Keep the elderly in a room and how much distance do we need? Two metres. You don’t need to have social discrimination, but only physical distance. In other words, don’t hug your father, keep a distance and let them be there. There is a possibility that they might still get infected, but it will reduce the spread. In some areas, it will certainly be a problem, like for the elderly people in the slum. But the population in slums is by and large young and middle-aged.
In villages, we do have lack of space and a large number of people still living together under one roof.
You encourage your old men to sleep under trees. It is about what people have to do to devise ways to protect themselves and their families. Don’t militate. Let them do it. We are a democracy. People have the right to do what they want. Can we stop the disease from spreading? No. Now, it will reach an exponential phase and the fact is that even where you slow it down and you don’t have protection within the community, known to be herd immunity; it will come back.
The current strategy of a lockdown was to ensure that we “flatten the curve” and buy time for adequate medical facilities to be in place. Do you think this has helped us?
We did a short strategy for three weeks, advised by some people. We tested it out. During this period, at least people have learned that there is a disease known as the coronavirus
that exists and they have learnt how to protect themselves, by keeping a distance. They have realised crowds are bad for health now. In three weeks, we were able to educate the nation. We have probably bought ourselves a few extra weeks for the disease to exponentially rise. But it will come back when people will start moving and there will be contacts. We can’t do anything about it. We cannot run away to the moon. Can we? There is a virus, there are people and the only way to protect is the way you behave to some extent. One more thing, if you get the infection once, you are protected forever.
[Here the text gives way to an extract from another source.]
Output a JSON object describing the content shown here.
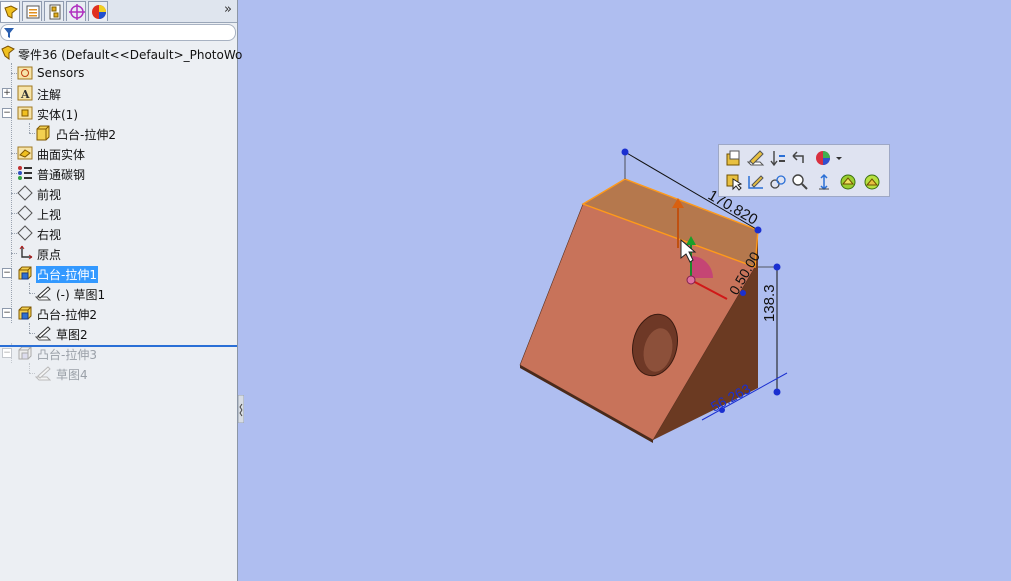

When the national lockdown comes to an end, what should we do?
There will be more cases. We will have to look after them. Even if we don’t have ventilators, we will be able to give some support through oxygen. We need to remember that our health system is not as advanced as the United States. If they are suffering, how much more will we suffer? No wishful thinking. Ventilator, you know, requires a lot of expertise to manage. We will have a problem of training people. I think what’s hindering us is the fear for the disease. For those below the age of 55 years, it’s a mild disease. We will lose a few, but that will be a small percentage. In older people, the mortality will be higher. So take care of yourself, your family and your parents. That’s the basic principle.
So you are suggesting that the lockdown should be lifted and people be allowed to go back to their lives?
I told you a framework. We have to decide: How crowded can the buses be? Can we have a cricket match? Even when we go back to normal lifestyle, you cannot afford the rush of cases. You need to slow it down. There should be a kind of understanding that there will be a continued infection, however, the days of eradicating it is gone. We have to achieve herd immunity. In building it up, we have to reduce mortality by keeping the elderly people away.